Data records for software interfaces:
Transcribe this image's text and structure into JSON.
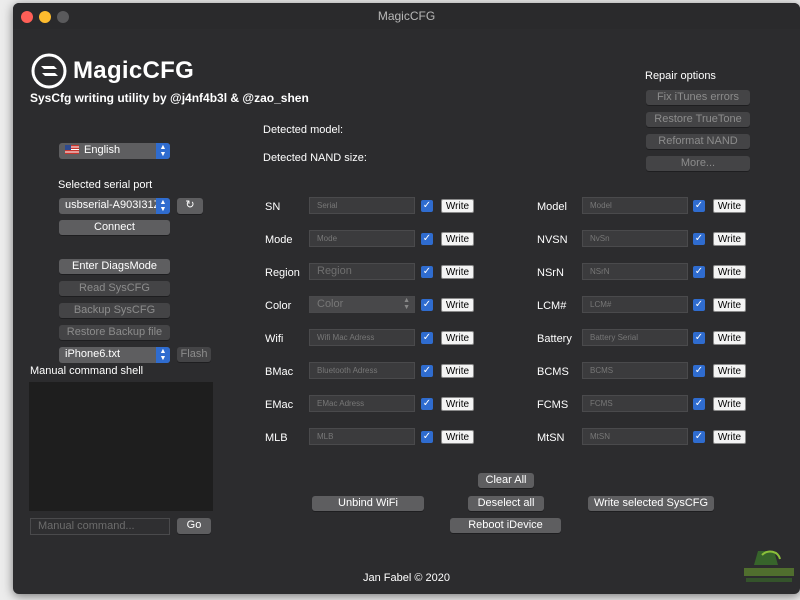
{
  "window": {
    "title": "MagicCFG"
  },
  "brand": {
    "name": "MagicCFG",
    "subtitle": "SysCfg writing utility by @j4nf4b3l & @zao_shen"
  },
  "language": {
    "value": "English",
    "flag": "flag-us-icon"
  },
  "serial": {
    "label": "Selected serial port",
    "port_value": "usbserial-A903I31Z",
    "refresh_icon": "refresh-icon",
    "connect_label": "Connect"
  },
  "actions": {
    "enter_diags": "Enter DiagsMode",
    "read_syscfg": "Read SysCFG",
    "backup_syscfg": "Backup SysCFG",
    "restore_backup": "Restore Backup file",
    "file_value": "iPhone6.txt",
    "flash_label": "Flash"
  },
  "shell": {
    "title": "Manual command shell",
    "placeholder": "Manual command...",
    "go_label": "Go"
  },
  "detected": {
    "model_label": "Detected model:",
    "nand_label": "Detected NAND size:"
  },
  "repair": {
    "title": "Repair options",
    "buttons": [
      "Fix iTunes errors",
      "Restore TrueTone",
      "Reformat NAND",
      "More..."
    ]
  },
  "fields_left": [
    {
      "label": "SN",
      "placeholder": "Serial",
      "checked": true,
      "write_label": "Write"
    },
    {
      "label": "Mode",
      "placeholder": "Mode",
      "checked": true,
      "write_label": "Write"
    },
    {
      "label": "Region",
      "placeholder": "Region",
      "checked": true,
      "write_label": "Write"
    },
    {
      "label": "Color",
      "placeholder": "Color",
      "checked": true,
      "write_label": "Write"
    },
    {
      "label": "Wifi",
      "placeholder": "Wifi Mac Adress",
      "checked": true,
      "write_label": "Write"
    },
    {
      "label": "BMac",
      "placeholder": "Bluetooth Adress",
      "checked": true,
      "write_label": "Write"
    },
    {
      "label": "EMac",
      "placeholder": "EMac Adress",
      "checked": true,
      "write_label": "Write"
    },
    {
      "label": "MLB",
      "placeholder": "MLB",
      "checked": true,
      "write_label": "Write"
    }
  ],
  "fields_right": [
    {
      "label": "Model",
      "placeholder": "Model",
      "checked": true,
      "write_label": "Write"
    },
    {
      "label": "NVSN",
      "placeholder": "NvSn",
      "checked": true,
      "write_label": "Write"
    },
    {
      "label": "NSrN",
      "placeholder": "NSrN",
      "checked": true,
      "write_label": "Write"
    },
    {
      "label": "LCM#",
      "placeholder": "LCM#",
      "checked": true,
      "write_label": "Write"
    },
    {
      "label": "Battery",
      "placeholder": "Battery Serial",
      "checked": true,
      "write_label": "Write"
    },
    {
      "label": "BCMS",
      "placeholder": "BCMS",
      "checked": true,
      "write_label": "Write"
    },
    {
      "label": "FCMS",
      "placeholder": "FCMS",
      "checked": true,
      "write_label": "Write"
    },
    {
      "label": "MtSN",
      "placeholder": "MtSN",
      "checked": true,
      "write_label": "Write"
    }
  ],
  "bottom": {
    "clear_all": "Clear All",
    "unbind_wifi": "Unbind WiFi",
    "deselect_all": "Deselect all",
    "write_selected": "Write selected SysCFG",
    "reboot": "Reboot iDevice"
  },
  "footer": "Jan Fabel © 2020",
  "colors": {
    "accent": "#2f6ccf",
    "window_bg": "#2c2c2e",
    "button_bg": "#5e5e60"
  }
}
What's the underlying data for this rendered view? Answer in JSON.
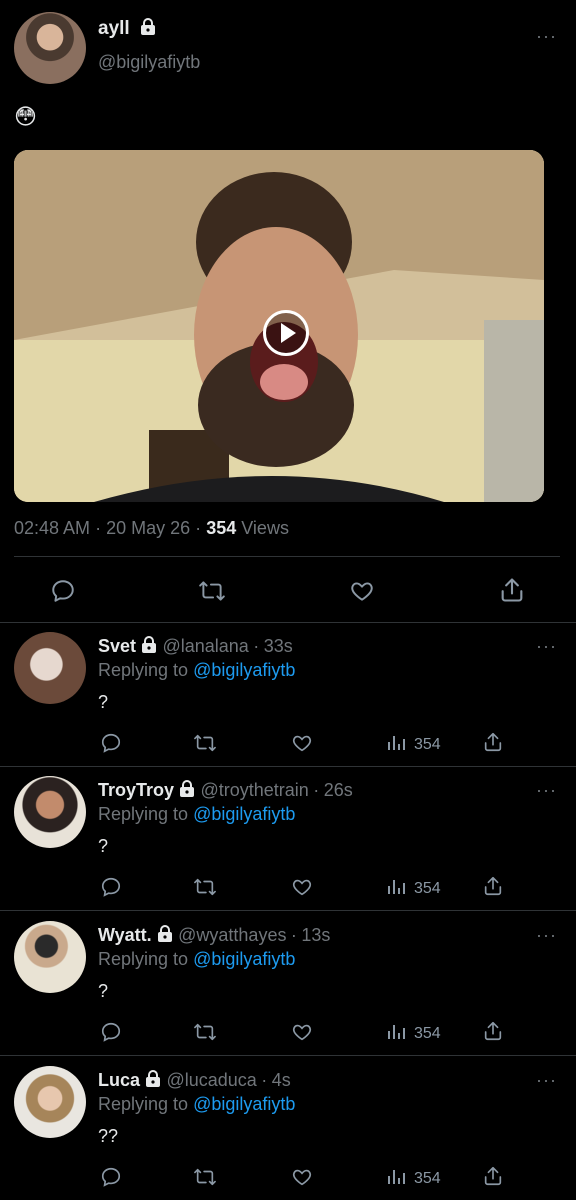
{
  "colors": {
    "background": "#000000",
    "text": "#e7e9ea",
    "muted": "#71767b",
    "accent": "#1d9bf0",
    "divider": "#2f3336"
  },
  "main_tweet": {
    "display_name": "ayll",
    "handle": "@bigilyafiytb",
    "text": "😳",
    "time": "02:48 AM",
    "date": "20 May 26",
    "views_count": "354",
    "views_label": "Views",
    "more": "···",
    "actions": [
      "reply-icon",
      "retweet-icon",
      "like-icon",
      "share-icon"
    ]
  },
  "replies": [
    {
      "name": "Svet",
      "handle": "@lanalana",
      "time": "33s",
      "replying_label": "Replying to",
      "replying_to": "@bigilyafiytb",
      "text": "?",
      "views": "354",
      "more": "···"
    },
    {
      "name": "TroyTroy",
      "handle": "@troythetrain",
      "time": "26s",
      "replying_label": "Replying to",
      "replying_to": "@bigilyafiytb",
      "text": "?",
      "views": "354",
      "more": "···"
    },
    {
      "name": "Wyatt.",
      "handle": "@wyatthayes",
      "time": "13s",
      "replying_label": "Replying to",
      "replying_to": "@bigilyafiytb",
      "text": "?",
      "views": "354",
      "more": "···"
    },
    {
      "name": "Luca",
      "handle": "@lucaduca",
      "time": "4s",
      "replying_label": "Replying to",
      "replying_to": "@bigilyafiytb",
      "text": "??",
      "views": "354",
      "more": "···"
    }
  ],
  "separator": "·"
}
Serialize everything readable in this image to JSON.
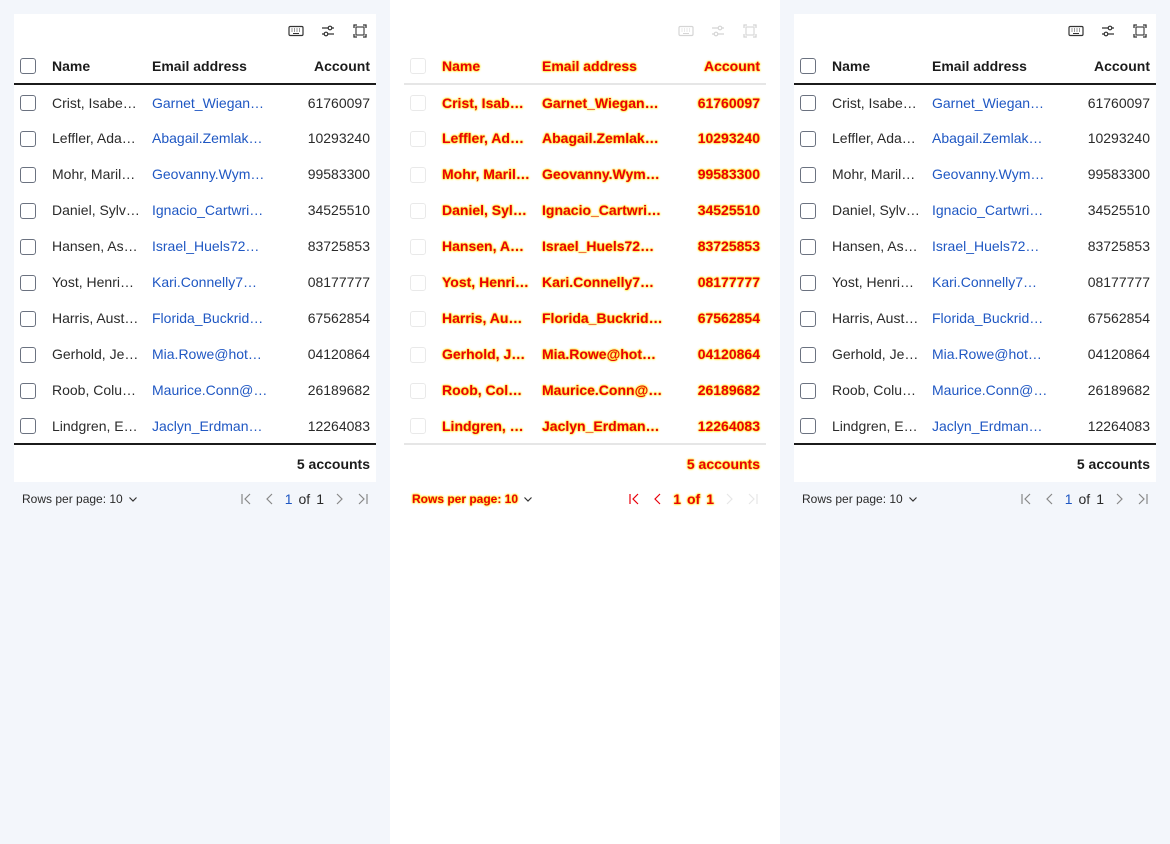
{
  "table": {
    "headers": {
      "name": "Name",
      "email": "Email address",
      "account": "Account"
    },
    "rows": [
      {
        "name": "Crist, Isabe…",
        "email": "Garnet_Wiegan…",
        "account": "61760097"
      },
      {
        "name": "Leffler, Ada…",
        "email": "Abagail.Zemlak…",
        "account": "10293240"
      },
      {
        "name": "Mohr, Maril…",
        "email": "Geovanny.Wym…",
        "account": "99583300"
      },
      {
        "name": "Daniel, Sylv…",
        "email": "Ignacio_Cartwri…",
        "account": "34525510"
      },
      {
        "name": "Hansen, As…",
        "email": "Israel_Huels72…",
        "account": "83725853"
      },
      {
        "name": "Yost, Henri…",
        "email": "Kari.Connelly7…",
        "account": "08177777"
      },
      {
        "name": "Harris, Aust…",
        "email": "Florida_Buckrid…",
        "account": "67562854"
      },
      {
        "name": "Gerhold, Je…",
        "email": "Mia.Rowe@hot…",
        "account": "04120864"
      },
      {
        "name": "Roob, Colu…",
        "email": "Maurice.Conn@…",
        "account": "26189682"
      },
      {
        "name": "Lindgren, E…",
        "email": "Jaclyn_Erdman…",
        "account": "12264083"
      }
    ],
    "footer": "5 accounts"
  },
  "pager": {
    "rows_per_page_label": "Rows per page: 10",
    "current_page": "1",
    "of_label": "of",
    "total_pages": "1"
  },
  "icons": {
    "toolbar": [
      "keyboard-icon",
      "filter-sliders-icon",
      "fullscreen-icon"
    ],
    "pager": [
      "first-page-icon",
      "prev-page-icon",
      "next-page-icon",
      "last-page-icon",
      "chevron-down-icon"
    ]
  },
  "colors": {
    "link": "#1f57c3",
    "highlight_text": "#e8000b",
    "highlight_glow": "#ffe600",
    "background": "#f3f6fb"
  }
}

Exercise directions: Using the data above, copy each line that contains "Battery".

Response to this task:
      "label": "Battery",
      "placeholder": "Battery Serial",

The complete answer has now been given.